Data excerpts below:

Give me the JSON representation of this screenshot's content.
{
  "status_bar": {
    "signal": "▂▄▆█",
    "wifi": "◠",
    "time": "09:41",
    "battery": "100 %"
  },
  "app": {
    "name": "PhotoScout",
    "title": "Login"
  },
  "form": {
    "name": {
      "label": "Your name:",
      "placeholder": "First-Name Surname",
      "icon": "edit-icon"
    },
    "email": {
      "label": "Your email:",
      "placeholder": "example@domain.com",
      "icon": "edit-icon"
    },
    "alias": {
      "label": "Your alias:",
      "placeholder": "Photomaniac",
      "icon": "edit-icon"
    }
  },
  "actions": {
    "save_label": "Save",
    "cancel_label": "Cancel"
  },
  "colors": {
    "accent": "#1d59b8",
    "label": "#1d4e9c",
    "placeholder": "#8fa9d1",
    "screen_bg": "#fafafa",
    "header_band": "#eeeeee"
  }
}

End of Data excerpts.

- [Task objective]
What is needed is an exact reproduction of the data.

- [Result of this exercise]
Give me the JSON representation of this screenshot's content.
{
  "status_bar": {
    "signal": "▂▄▆█",
    "wifi": "◠",
    "time": "09:41",
    "battery": "100 %"
  },
  "app": {
    "name": "PhotoScout",
    "title": "Login"
  },
  "form": {
    "name": {
      "label": "Your name:",
      "placeholder": "First-Name Surname",
      "icon": "edit-icon"
    },
    "email": {
      "label": "Your email:",
      "placeholder": "example@domain.com",
      "icon": "edit-icon"
    },
    "alias": {
      "label": "Your alias:",
      "placeholder": "Photomaniac",
      "icon": "edit-icon"
    }
  },
  "actions": {
    "save_label": "Save",
    "cancel_label": "Cancel"
  },
  "colors": {
    "accent": "#1d59b8",
    "label": "#1d4e9c",
    "placeholder": "#8fa9d1",
    "screen_bg": "#fafafa",
    "header_band": "#eeeeee"
  }
}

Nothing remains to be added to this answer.